Preference shares are those shares of a company with dividends that are paid out first to their shareholders before dividends on equity shares are issued. In other words, these are shares which are preferred over equity shares in payment of surplus or dividend.
The preference shareholders have a preferential right to receive dividend at a fixed rate before any dividend is paid on equity shares. Also, in case of winding up ore liquidation of a company, preference shares have a right to return on capital before that of equity shares but after bondholders and creditors. Preference shares also carry some more rights such as right to participate in excess profits after dividend has been paid to equity shareholders.
Preference Shares vs Equity Shares
Dividend: Preference shares enjoy dividend at a fixed rate while for equity shares, the dividend payout may vary depending on the profits of the company. The dividend payout to equity shares may be higher or lower than that paid on preference shares as the rate of dividend is not fixed for equity shares. It all depends on the profits or losses that the company incurs.
Liquidity: Preference shares are not liquid shares as they are not traded on stock exchanges. Equity shares, however, are highly liquid.

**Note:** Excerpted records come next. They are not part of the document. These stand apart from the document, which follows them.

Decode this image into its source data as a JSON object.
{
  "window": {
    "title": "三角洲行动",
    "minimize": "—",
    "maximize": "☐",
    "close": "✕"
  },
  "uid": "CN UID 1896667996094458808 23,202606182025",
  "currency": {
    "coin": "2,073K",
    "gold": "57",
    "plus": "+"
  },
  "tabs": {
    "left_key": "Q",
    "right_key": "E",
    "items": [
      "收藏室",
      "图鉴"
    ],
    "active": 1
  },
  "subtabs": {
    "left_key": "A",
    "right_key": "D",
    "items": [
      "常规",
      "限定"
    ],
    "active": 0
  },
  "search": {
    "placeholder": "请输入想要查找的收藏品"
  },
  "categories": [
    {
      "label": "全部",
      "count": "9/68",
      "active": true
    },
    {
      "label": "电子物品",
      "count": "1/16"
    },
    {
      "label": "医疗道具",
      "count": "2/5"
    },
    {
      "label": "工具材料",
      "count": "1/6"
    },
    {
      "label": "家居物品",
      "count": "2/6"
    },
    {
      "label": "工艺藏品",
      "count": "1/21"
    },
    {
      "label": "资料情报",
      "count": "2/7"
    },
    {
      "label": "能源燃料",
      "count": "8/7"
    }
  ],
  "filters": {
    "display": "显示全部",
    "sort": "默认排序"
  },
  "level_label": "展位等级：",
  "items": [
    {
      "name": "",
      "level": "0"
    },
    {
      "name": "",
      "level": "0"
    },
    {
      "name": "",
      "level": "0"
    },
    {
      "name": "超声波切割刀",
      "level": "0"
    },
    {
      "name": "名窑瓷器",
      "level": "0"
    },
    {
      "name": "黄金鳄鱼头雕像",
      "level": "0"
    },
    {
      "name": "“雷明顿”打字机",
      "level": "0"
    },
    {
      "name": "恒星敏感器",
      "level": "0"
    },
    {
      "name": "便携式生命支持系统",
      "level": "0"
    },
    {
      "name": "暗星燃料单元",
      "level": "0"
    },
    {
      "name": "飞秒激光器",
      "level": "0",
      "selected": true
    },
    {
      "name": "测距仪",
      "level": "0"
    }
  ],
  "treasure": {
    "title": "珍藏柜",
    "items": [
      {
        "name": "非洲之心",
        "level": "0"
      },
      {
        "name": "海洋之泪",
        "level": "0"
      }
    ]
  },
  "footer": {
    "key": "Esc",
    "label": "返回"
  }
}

Preferential rights: Preference shares enjoy preferential rights to receive dividends before it is paid to equity shareholders. Equity shareholders receive dividends only after preference shareholders are paid their dividend.
Upon winding up/ Liquidation: Preference shares carry a right to return on capital before equity shares, giving more safety to a preference shareholder. Equity shareholders will be paid only after preference share capital is fully paid.

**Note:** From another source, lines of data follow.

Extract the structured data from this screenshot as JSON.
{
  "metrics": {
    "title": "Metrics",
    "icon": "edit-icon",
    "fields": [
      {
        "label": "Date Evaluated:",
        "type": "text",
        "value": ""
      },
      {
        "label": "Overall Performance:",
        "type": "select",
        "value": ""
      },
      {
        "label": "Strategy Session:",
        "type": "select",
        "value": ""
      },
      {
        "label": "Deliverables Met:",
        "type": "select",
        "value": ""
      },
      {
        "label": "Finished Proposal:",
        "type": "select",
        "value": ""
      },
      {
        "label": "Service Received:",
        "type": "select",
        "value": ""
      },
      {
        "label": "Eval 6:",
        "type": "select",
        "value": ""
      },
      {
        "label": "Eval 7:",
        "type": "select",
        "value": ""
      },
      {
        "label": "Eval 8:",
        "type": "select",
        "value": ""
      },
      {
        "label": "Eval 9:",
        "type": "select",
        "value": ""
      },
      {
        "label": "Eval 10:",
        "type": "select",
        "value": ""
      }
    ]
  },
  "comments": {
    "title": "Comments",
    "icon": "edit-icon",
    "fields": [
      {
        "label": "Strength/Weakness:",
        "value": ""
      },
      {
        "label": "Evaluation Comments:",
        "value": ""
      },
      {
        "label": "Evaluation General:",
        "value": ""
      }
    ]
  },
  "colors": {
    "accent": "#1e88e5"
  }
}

Voting rights: Preference shares carry no voting rights in the general body meetings of the company. Equity shares carry voting rights in company meetings.

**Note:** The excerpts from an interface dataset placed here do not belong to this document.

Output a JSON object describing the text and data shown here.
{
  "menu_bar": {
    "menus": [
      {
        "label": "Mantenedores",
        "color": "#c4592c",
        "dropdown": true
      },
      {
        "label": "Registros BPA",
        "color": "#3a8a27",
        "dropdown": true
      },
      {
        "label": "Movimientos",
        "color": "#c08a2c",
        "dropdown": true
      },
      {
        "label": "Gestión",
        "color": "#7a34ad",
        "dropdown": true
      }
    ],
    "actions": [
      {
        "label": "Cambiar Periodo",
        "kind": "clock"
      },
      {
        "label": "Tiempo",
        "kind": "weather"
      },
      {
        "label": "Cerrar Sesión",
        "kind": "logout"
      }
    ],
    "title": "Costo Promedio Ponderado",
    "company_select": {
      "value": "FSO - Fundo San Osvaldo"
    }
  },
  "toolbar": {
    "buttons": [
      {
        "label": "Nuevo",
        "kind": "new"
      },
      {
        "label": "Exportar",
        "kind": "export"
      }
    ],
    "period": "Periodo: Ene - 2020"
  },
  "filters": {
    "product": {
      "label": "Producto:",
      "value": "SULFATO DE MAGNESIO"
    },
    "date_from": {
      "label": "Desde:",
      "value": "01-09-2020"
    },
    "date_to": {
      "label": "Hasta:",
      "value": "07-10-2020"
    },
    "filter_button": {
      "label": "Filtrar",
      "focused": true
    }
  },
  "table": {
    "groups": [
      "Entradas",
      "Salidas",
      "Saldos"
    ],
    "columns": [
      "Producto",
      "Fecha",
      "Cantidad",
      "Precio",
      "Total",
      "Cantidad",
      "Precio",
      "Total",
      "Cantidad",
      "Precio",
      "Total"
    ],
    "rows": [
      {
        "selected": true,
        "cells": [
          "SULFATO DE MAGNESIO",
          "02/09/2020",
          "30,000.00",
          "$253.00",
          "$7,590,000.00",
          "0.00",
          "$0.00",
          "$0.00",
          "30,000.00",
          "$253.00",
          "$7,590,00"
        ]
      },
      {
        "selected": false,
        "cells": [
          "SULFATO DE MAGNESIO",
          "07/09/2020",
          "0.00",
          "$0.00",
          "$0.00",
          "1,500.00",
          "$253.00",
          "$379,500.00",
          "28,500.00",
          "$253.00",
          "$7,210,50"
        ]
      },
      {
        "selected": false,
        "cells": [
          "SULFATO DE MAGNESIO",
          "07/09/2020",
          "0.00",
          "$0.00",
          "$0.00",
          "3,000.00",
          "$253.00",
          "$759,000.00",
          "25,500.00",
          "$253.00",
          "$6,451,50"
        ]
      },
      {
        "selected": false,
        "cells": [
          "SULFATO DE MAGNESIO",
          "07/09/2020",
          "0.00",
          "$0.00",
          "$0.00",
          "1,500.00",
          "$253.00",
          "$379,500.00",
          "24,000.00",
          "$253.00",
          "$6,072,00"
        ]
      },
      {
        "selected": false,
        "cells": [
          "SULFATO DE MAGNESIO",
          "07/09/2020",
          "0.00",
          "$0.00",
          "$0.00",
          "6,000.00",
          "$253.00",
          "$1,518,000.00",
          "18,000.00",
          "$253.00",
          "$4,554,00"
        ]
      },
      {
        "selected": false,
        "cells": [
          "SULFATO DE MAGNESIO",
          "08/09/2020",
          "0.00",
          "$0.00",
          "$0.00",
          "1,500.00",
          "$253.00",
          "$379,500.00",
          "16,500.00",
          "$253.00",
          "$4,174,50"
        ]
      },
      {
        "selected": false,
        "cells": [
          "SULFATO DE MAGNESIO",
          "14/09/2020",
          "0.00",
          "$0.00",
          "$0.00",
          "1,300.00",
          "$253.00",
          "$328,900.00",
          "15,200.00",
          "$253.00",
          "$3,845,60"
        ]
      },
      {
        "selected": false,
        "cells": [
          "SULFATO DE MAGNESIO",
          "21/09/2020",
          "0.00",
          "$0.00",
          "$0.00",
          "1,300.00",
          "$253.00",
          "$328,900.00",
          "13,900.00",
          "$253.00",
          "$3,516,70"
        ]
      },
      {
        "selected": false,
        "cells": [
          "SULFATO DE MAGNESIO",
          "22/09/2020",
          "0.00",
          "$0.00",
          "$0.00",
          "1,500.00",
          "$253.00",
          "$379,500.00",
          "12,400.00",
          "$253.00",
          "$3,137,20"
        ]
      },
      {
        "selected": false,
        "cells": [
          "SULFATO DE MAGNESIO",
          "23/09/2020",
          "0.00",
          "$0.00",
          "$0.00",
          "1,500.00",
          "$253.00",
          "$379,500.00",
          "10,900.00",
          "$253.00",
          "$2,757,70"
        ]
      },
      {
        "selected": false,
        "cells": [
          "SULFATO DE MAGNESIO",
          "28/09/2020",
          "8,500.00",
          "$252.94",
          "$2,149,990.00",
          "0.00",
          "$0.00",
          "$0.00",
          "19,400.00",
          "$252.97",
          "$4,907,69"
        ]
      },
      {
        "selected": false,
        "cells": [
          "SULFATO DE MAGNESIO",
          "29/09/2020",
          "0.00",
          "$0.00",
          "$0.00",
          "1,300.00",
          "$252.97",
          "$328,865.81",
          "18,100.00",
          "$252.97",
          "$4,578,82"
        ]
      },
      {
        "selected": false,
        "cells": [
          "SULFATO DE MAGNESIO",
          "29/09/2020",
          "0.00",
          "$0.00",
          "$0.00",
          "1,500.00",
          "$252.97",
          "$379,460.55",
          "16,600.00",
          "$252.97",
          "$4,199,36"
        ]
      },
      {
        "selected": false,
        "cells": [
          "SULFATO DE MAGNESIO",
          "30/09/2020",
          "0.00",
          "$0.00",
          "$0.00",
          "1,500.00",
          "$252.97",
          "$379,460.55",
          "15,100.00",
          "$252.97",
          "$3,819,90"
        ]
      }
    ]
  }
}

Participation in management: Preference shares carry no right to participate in the management of the company while equity shares entitle their holders to the right to participate in the management of the company.
Types of Preference Shares
There are various types of preference shares based on their structure, maturity terms, nature of dividend payments, etc. Some of the common types of preference shares are as follows:
Cumulative and Non- Cumulative Preference Shares– Cumulative preference shareholders will not lose anything even at the time of inadequate profit of the company. The dividend arrears will get accumulated and be paid to them in the future. However, in the case of non- cumulative preference shares, the company can skip the dividend in any year where it has incurred losses.
Convertible and Non- Convertible Preference Shares– Convertible preference shares posses an option or right whereby they can be converted into ordinary equity shares at a future date on the fulfillment of some agreed terms and conditions. Non- convertible preference shares do not have the option to convert into equity shares but possess all other characteristics of a preference share.
Redeemable and Irredeemable Preference Shares– Redeemable preference share carries a maturity date on which date the company will repay the capital to the preference shareholder. Dividend payment thereon on those shares will be discontinued. Irredeemable preference shares do not carry any maturity date. However, like any other preference share, they enjoy priority in payment of both dividend and capital over the equity shares. Since there is an absence of maturity date, they are also known as perpetual preference share capital.
Participating and Non- Participating Preference Shares– Participating preference shares have an additional benefit of participating in profits of the company apart from the fixed dividend. Of course, the agreement will carry terms and conditions to this and may vary from case to case. Non- Participating preference shares do not carry any additional benefit of participating in profits of the company after the dividend payout.
Preference shares are offered as part of the share capital. The dividend income on these shares is tax free in the hands of the investors. However, the company has to pay a dividend distribution tax. Before investing on preference shares, one should look at the company’s past profitability and dividend payouts and how the company plans to use the funds from the issue. My next post will carry further information on the next important instrument of the stock market, i.e, Bonds.